School Segregation in Nineteenth-Century Nevada
One of the most contentious issues for authors of the Nevada State Constitution involved the education of racial minorities. In these debates, lawmakers grappled with the problem of a multi-racial population in a post-slavery society. Initially, they decided not to include minorities, principally African Americans and Chinese, in a universal compulsory education system. A Nevada Supreme Court decision in 1872, however, ended this exclusion and opened Nevada's public education system to racial minorities.
The issue of racially segregated education in Nevada first arose in the 1861 territorial legislature. That first legislature created a public school system similar to those in existence in California, but with one exception—Nevada did not explicitly forbid racially integrated schools. Although it is uncertain why this decision was made, it is reasonable to assume that it was a conscious choice due to the obvious familiarity of the lawmakers with the California system. Perhaps this is explained by the demographics of Nevada in 1861; of the 3,017 people living in the Comstock area in 1860, only seven were African American and only fourteen were Chinese. In addition, only five percent of the residents were female. Clearly, Nevadans saw no reason to fear a large minority presence—a presence that generated special fear when white women were involved—in these early classrooms.
The topic was much more contentious in the debates of the constitutional convention of 1863. The first education proposal put forth called for compulsory public education, but its approval was stalled over the issue of inclusion of non-whites. Delegates C. N. Noteware and James H. Ralston spearheaded an effort to specify that education was to be available and compulsory for white students only. The change was voted down at first, but the issue was resuscitated and approved the next day. Despite the wrangling, the compulsory education clause was eventually dropped altogether from the 1863 constitution, a point that became moot when the constitution was rejected by the voters. The 1864 constitutional convention briefly debated the subject on similar grounds, but ultimately decided to leave the matter out of the constitution itself.
Nevada's first legislature resolved this issue with legislation that excluded non-whites from Nevada's public educational system, and the 1867 legislature clarified the language: “Negroes, Mongolians, and Indians, shall not be admitted into the Public Schools, but the Board of Trustees may establish a separate school for their education, and use the Public School Funds for the support of the same.” This law was controversial from the beginning, and both African Americans and white Republicans criticized it.
While the opposition was gathering, various Nevada communities made efforts to provide education for non-whites.

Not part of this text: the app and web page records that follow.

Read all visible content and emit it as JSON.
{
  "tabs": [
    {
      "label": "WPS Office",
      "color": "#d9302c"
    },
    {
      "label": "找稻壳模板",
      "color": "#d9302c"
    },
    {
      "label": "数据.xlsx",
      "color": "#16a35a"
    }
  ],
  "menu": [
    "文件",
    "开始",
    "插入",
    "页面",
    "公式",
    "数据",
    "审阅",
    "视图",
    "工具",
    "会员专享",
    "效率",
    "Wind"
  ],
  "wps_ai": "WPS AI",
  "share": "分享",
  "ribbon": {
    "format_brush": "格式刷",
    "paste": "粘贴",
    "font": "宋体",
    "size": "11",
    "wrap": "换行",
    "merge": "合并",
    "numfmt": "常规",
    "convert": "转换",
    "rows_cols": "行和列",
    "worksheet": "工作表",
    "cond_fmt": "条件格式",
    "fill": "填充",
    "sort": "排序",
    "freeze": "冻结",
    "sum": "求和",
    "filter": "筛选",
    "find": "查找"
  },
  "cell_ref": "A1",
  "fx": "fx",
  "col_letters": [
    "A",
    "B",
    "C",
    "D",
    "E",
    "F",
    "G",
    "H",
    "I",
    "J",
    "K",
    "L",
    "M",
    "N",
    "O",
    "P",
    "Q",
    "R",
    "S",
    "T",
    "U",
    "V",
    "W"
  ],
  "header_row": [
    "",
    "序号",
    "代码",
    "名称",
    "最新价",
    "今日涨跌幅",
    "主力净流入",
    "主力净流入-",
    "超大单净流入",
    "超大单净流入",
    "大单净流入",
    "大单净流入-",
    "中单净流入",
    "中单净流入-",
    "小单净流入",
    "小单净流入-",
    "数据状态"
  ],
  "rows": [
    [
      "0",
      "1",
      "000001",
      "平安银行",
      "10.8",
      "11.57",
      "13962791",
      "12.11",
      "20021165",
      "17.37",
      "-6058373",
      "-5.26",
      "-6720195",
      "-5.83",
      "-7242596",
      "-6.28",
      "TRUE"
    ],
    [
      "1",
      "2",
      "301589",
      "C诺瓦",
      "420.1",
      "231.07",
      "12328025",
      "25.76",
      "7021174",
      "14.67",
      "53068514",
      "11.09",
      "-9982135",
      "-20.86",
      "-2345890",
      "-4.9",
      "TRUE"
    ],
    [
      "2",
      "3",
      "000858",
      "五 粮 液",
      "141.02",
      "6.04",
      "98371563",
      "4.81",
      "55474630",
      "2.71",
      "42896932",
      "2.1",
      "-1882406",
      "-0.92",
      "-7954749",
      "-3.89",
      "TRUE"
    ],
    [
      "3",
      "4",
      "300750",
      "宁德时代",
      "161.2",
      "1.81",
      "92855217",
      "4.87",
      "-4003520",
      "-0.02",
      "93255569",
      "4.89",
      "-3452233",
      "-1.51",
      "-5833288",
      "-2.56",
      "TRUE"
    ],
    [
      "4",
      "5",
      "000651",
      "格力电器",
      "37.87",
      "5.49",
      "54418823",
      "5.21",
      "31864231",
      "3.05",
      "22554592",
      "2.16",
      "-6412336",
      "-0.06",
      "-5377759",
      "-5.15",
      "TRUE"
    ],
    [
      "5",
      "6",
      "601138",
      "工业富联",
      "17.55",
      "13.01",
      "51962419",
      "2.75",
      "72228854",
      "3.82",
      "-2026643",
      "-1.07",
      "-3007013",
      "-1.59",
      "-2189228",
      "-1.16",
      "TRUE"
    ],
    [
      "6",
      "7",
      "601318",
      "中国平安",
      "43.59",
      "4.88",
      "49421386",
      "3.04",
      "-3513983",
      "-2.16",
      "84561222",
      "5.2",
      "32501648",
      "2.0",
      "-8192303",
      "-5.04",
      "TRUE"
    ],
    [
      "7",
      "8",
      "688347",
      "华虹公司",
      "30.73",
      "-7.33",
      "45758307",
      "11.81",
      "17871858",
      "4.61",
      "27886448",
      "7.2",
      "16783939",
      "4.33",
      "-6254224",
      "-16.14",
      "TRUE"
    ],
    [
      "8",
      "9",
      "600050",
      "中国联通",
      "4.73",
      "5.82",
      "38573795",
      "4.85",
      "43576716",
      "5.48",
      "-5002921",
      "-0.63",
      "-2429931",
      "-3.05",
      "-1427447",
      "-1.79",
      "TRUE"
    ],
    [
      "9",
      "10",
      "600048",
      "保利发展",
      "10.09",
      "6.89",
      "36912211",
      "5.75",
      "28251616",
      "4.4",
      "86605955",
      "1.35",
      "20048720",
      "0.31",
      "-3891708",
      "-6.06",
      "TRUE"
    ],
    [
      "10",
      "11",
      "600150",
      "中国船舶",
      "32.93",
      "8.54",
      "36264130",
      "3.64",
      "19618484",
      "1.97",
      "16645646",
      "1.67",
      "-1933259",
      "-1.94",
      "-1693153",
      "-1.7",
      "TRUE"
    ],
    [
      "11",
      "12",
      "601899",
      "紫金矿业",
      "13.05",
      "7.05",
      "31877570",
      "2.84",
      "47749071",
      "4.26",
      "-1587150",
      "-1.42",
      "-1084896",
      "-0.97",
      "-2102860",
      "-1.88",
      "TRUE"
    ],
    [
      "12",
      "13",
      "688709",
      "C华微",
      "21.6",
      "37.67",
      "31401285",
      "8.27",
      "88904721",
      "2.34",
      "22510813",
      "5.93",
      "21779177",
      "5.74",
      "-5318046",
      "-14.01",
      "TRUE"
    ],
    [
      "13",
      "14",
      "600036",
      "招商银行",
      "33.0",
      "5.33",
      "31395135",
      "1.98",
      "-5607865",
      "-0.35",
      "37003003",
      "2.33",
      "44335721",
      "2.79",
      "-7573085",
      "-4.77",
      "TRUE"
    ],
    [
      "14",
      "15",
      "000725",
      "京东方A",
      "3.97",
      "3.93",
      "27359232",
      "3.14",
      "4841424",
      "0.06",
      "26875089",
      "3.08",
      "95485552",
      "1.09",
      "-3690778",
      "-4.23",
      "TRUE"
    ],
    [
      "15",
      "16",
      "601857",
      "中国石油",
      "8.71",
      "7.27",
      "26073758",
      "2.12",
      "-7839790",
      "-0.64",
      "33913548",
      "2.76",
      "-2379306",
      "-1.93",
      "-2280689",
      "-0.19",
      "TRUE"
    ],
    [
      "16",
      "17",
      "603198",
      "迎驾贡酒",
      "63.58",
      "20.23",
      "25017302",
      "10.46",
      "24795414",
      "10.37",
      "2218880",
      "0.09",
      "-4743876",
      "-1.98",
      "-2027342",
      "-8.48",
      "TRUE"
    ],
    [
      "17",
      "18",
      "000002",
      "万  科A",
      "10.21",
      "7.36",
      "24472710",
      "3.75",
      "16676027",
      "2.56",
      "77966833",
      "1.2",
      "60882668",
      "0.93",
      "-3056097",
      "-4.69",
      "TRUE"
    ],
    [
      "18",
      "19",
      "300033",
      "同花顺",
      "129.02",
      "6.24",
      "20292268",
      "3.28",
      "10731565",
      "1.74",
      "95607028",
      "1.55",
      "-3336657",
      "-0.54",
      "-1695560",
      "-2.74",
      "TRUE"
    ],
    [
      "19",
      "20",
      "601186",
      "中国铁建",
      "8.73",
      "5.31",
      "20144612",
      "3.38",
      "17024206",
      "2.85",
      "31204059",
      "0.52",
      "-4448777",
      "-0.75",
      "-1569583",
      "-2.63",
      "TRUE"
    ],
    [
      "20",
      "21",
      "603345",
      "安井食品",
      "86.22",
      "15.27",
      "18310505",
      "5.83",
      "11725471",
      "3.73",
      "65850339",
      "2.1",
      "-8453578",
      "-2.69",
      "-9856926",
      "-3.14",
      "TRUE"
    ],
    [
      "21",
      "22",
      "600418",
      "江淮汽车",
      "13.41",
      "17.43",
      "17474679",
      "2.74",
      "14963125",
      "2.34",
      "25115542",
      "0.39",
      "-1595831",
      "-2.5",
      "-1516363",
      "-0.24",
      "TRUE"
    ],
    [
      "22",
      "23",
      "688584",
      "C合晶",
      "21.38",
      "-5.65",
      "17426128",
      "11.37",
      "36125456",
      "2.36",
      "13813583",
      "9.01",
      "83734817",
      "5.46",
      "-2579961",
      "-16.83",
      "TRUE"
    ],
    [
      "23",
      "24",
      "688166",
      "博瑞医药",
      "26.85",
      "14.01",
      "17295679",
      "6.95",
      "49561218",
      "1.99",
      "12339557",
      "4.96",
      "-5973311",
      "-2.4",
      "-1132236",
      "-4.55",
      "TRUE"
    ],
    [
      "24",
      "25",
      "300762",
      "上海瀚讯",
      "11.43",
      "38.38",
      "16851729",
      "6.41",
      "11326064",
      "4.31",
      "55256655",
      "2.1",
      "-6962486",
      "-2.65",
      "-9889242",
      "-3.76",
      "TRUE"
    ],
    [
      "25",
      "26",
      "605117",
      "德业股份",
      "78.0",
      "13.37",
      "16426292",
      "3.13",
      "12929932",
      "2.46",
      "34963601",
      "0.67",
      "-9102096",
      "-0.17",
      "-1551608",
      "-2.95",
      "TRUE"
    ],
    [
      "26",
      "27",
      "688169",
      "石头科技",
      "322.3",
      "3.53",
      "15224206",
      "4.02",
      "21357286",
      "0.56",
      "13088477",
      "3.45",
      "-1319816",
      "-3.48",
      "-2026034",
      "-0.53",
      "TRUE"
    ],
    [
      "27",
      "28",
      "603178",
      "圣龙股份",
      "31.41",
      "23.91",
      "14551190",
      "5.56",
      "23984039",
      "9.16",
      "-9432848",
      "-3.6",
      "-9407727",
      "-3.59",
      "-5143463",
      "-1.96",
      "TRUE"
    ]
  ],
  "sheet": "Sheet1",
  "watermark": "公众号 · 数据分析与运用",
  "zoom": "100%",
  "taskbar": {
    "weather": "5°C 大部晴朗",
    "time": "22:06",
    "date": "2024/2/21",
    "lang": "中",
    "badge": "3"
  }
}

On the Comstock, at least two separate schools for non-white children were operated in the mid-1860s. A classroom located in the Oriental Hotel on E Street offered instruction for African American adults at night. In Carson City, the small African American community made an effort to fund and build a separate school for that city's African American children. In Elko, African American children were allowed to attend integrated schools as early as 1870. In Eureka, though, Thomas Detter claimed that no education at all was provided for non-white students.
The opposition to the inadequate public schooling for non-white students gathered strength in the late 1860s, especially after the ratification of the Fourteenth Amendment (1868) and Fifteenth Amendment (1870) to the U.S. Constitution. W. H. C. Stephenson, president of the Lincoln Union Club and unofficial spokesman for Virginia City's African American community, referred to the exclusion of African Americans from public schools as a “monstrous injustice,” especially in light of the fact that African Americans paid taxes to support them. To Stephenson, integration was not the primary issue—exclusion from education was the problem. In Stephenson's words, “To colored or separate schools, the people have raised no objection; but school privileges they claim as a matter of right and justice.” In reality, however, the high cost of separate facilities often resulted in the less expensive exclusion of non-white children from educational facilities.
In 1871, the constitutionality of Nevada's exclusion of minorities from public schooling was challenged in the courts. Nelson Stoutmeyer, an African American laborer in Carson City, Nevada, filed suit to get his son, David, admitted into Carson City's schools. In the resulting case, Stoutmeyer v. Duffy, the Nevada Supreme Court ruled that exclusion of Stoutmeyer from public schooling was unconstitutional, although it upheld the idea that separate educational facilities were constitutional. This was a moot point in Nevada, however, because separate educational facilities were not economically feasible.
Soon after the Stoutmeyer ruling, students of African descent were admitted to Nevada public schools. In 1873, the Nevada Legislature removed the separate school statute entirely and thus ended de jure segregated education in Nevada. De facto segregation—separate treatment due to places of residence and other factors—continued into the 1950s.